PROBLEM REQUIREMENTS:
Count up the lines below where the word "your" shows up, and respond with the number alone.

◆ ◆ ◆ ◆

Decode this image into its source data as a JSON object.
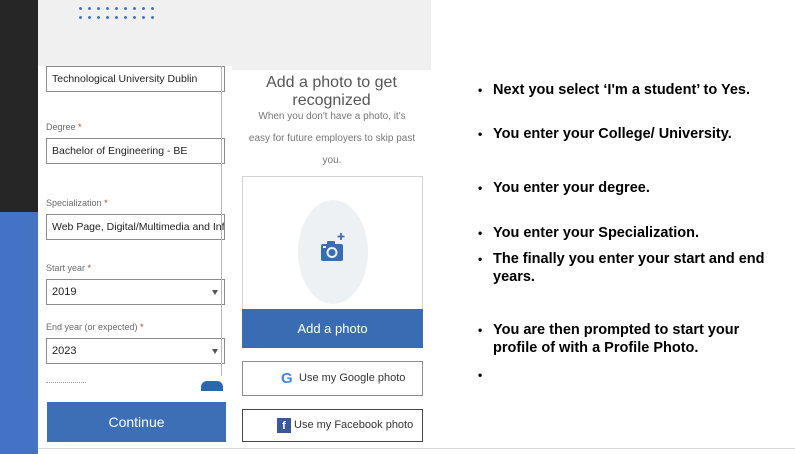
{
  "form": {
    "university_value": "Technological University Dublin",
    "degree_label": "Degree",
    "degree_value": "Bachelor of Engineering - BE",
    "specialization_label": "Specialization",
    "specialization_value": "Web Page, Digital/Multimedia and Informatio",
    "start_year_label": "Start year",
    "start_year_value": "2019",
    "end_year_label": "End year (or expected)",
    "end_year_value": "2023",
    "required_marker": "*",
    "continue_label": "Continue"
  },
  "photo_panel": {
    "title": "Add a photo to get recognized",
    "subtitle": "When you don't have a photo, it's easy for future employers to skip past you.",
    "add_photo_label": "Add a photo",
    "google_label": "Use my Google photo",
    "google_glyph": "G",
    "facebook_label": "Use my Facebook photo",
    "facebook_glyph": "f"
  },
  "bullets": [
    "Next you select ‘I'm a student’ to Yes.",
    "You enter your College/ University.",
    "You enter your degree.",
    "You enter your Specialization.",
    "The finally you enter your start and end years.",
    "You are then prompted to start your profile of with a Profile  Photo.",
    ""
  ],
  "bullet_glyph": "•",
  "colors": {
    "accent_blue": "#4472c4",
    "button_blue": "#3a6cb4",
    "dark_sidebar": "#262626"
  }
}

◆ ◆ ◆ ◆

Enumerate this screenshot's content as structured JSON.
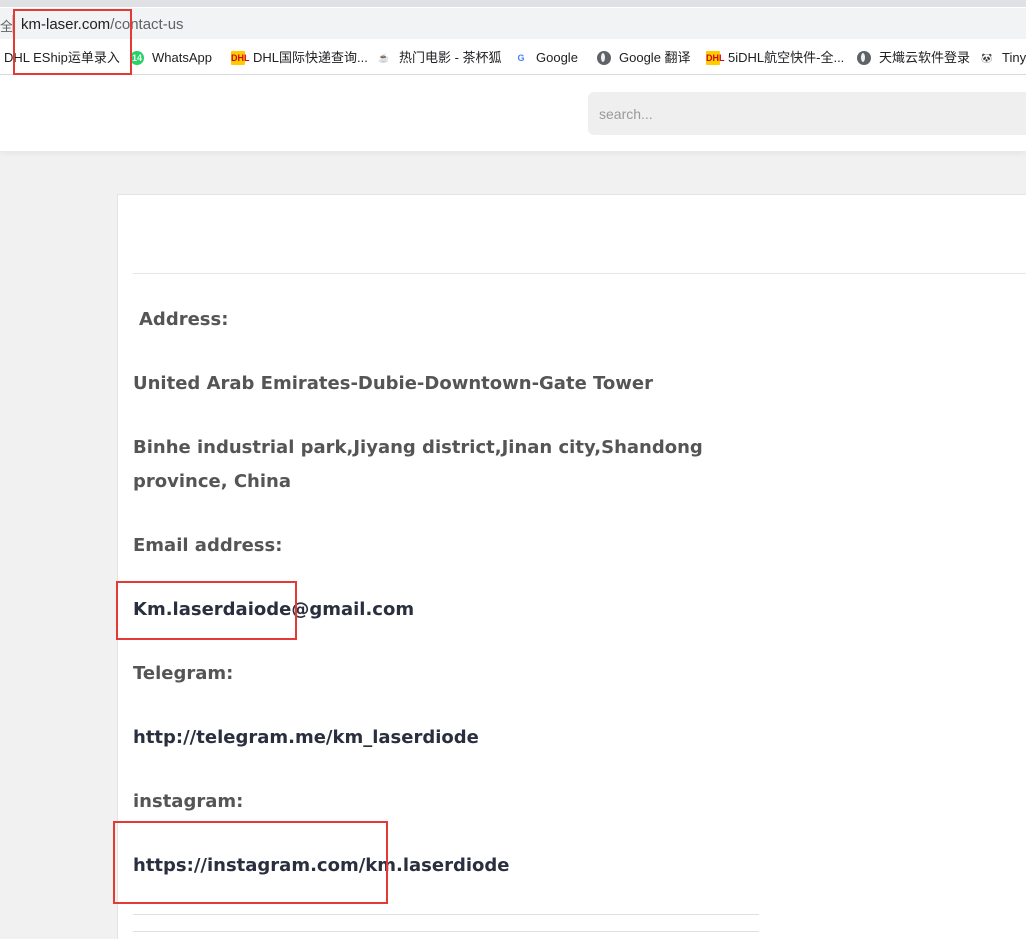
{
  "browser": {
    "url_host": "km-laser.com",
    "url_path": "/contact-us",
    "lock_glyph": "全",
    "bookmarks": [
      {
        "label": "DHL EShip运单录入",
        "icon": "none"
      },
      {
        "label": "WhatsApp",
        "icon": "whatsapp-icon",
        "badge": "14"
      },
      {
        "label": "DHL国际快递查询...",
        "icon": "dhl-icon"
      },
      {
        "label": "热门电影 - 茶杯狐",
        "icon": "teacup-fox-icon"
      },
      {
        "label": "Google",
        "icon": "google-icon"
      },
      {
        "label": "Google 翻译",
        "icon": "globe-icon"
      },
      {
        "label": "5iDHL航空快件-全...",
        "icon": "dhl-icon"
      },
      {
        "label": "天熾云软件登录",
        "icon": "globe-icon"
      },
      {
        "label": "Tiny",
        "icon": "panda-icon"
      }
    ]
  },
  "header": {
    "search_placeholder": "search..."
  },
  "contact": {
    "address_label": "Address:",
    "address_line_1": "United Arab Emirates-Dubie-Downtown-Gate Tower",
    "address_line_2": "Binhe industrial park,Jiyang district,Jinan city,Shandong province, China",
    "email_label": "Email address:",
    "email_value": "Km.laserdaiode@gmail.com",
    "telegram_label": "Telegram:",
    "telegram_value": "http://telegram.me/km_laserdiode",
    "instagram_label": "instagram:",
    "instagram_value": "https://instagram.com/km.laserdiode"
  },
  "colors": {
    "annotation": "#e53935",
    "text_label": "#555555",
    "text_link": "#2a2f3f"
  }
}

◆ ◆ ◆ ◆

TASK RESPONSE:
5